IX. GREEK SCIENCE OF THE ALEXANDRIAN OR HELLENISTIC PERIOD

We are entering now upon the most important scientific epoch of antiquity. When Aristotle and Theophrastus passed from the scene, Athens ceased to be in any sense the scientific centre of the world. That city still retained its reminiscent glory, and cannot be ignored in the history of culture, but no great scientific leader was ever again to be born or to take up his permanent abode within the confines of Greece proper. With almost cataclysmic suddenness, a new intellectual centre appeared on the south shore of the Mediterranean. This was the city of Alexandria, a city which Alexander the Great had founded during his brief visit to Egypt, and which became the capital of Ptolemy Soter when he chose Egypt as his portion of the dismembered empire of the great Macedonian. Ptolemy had been with his master in the East, and was with him in Babylonia when he died. He had therefore come personally in contact with Babylonian civilization, and we cannot doubt that this had a most important influence upon his life, and through him upon the new civilization of the West. In point of culture, Alexandria must be regarded as the successor of Babylon, scarcely less directly than of Greece. Following the Babylonian model, Ptolemy erected a great museum and began collecting a library. Before his death it was said that he had collected no fewer than two hundred thousand manuscripts. He had gathered also a company of great teachers and founded a school of science which, as has just been said, made Alexandria the culture-centre of the world.

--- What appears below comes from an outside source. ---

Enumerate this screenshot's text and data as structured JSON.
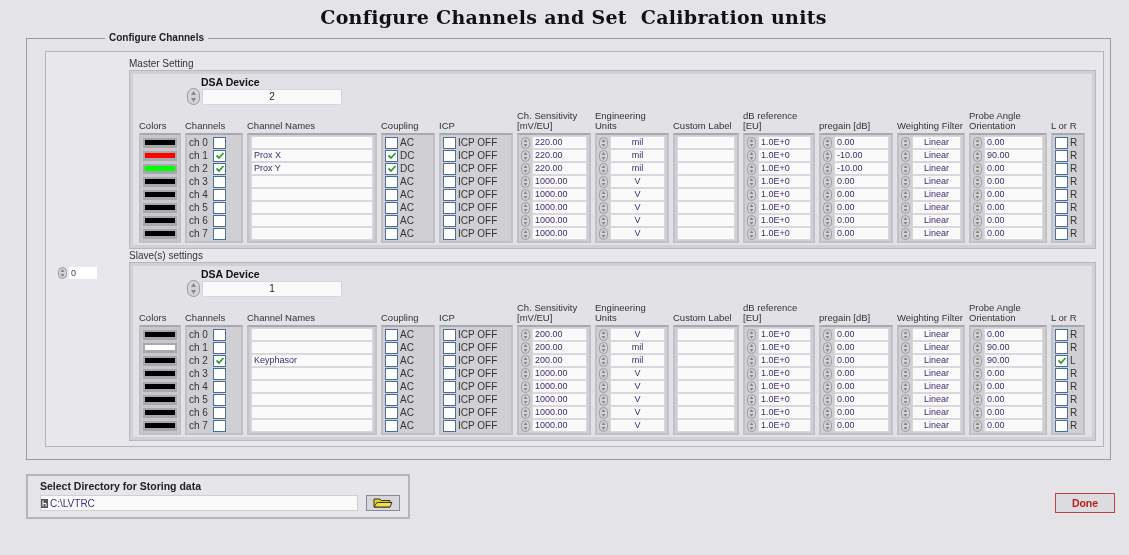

Athens in the day of her prime had known nothing quite like this. Such private citizens as Aristotle are known to have had libraries, but there were no great public collections of books in Athens, or in any other part of the Greek domain, until Ptolemy founded his famous library. As is well known, such libraries had existed in Babylonia for thousands of years. The character which the Ptolemaic epoch took on was no doubt due to Babylonian influence, but quite as much to the personal experience of Ptolemy himself as an explorer in the Far East. The marvellous conquering journey of Alexander had enormously widened the horizon of the Greek geographer, and stimulated the imagination of all ranks of the people, It was but natural, then, that geography and its parent science astronomy should occupy the attention of the best minds in this succeeding epoch. In point of fact, such a company of star-gazers and earth-measurers came upon the scene in this third century B.C. as had never before existed anywhere in the world. The whole trend of the time was towards mechanics. It was as if the greatest thinkers had squarely faced about from the attitude of the mystical philosophers of the preceding century, and had set themselves the task of solving all the mechanical riddles of the universe, They no longer troubled themselves about problems of "being" and "becoming"; they gave but little heed to metaphysical subtleties; they demanded that their thoughts should be gauged by objective realities. Hence there arose a succession of great geometers, and their conceptions were applied to the construction of new mechanical contrivances on the one hand, and to the elaboration of theories of sidereal mechanics on the other.

The wonderful company of men who performed the feats that are about to be recorded did not all find their home in Alexandria, to be sure; but they all came more or less under the Alexandrian influence. We shall see that there are two other important centres; one out in Sicily, almost at the confines of the Greek territory in the west; the other in Asia Minor, notably on the island of Samos—the island which, it will be recalled, was at an earlier day the birthplace of Pythagoras. But whereas in the previous century colonists from the confines of the civilized world came to Athens, now all eyes turned towards Alexandria, and so improved were the facilities for communication that no doubt the discoveries of one coterie of workers were known to all the others much more quickly than had ever been possible before. We learn, for example, that the studies of Aristarchus of Samos were definitely known to Archimedes of Syracuse, out in Sicily. Indeed, as we shall see, it is through a chance reference preserved in one of the writings of Archimedes that one of the most important speculations of Aristarchus is made known to us. This illustrates sufficiently the intercommunication through which the thought of the Alexandrian epoch was brought into a single channel. We no longer, as in the day of the earlier schools of Greek philosophy, have isolated groups of thinkers. The scientific drama is now played out upon a single stage; and if we pass, as we shall in the present chapter, from Alexandria to Syracuse and from Syracuse to Samos, the shift of scenes does no violence to the dramatic unities.

Notwithstanding the number of great workers who were not properly Alexandrians, none the less the epoch is with propriety termed Alexandrian. Not merely in the third century B.C., but throughout the lapse of at least four succeeding centuries, the city of Alexander and the Ptolemies continued to hold its place as the undisputed culture-centre of the world. During that period Rome rose to its pinnacle of glory and began to decline, without ever challenging the intellectual supremacy of the Egyptian city. We shall see, in a later chapter, that the Alexandrian influences were passed on to the Mohammedan conquerors, and every one is aware that when Alexandria was finally overthrown its place was taken by another Greek city, Byzantium or Constantinople. But that transfer did not occur until Alexandria had enjoyed a longer period of supremacy as an intellectual centre than had perhaps ever before been granted to any city, with the possible exception of Babylon.

EUCLID (ABOUT 300 B.C.)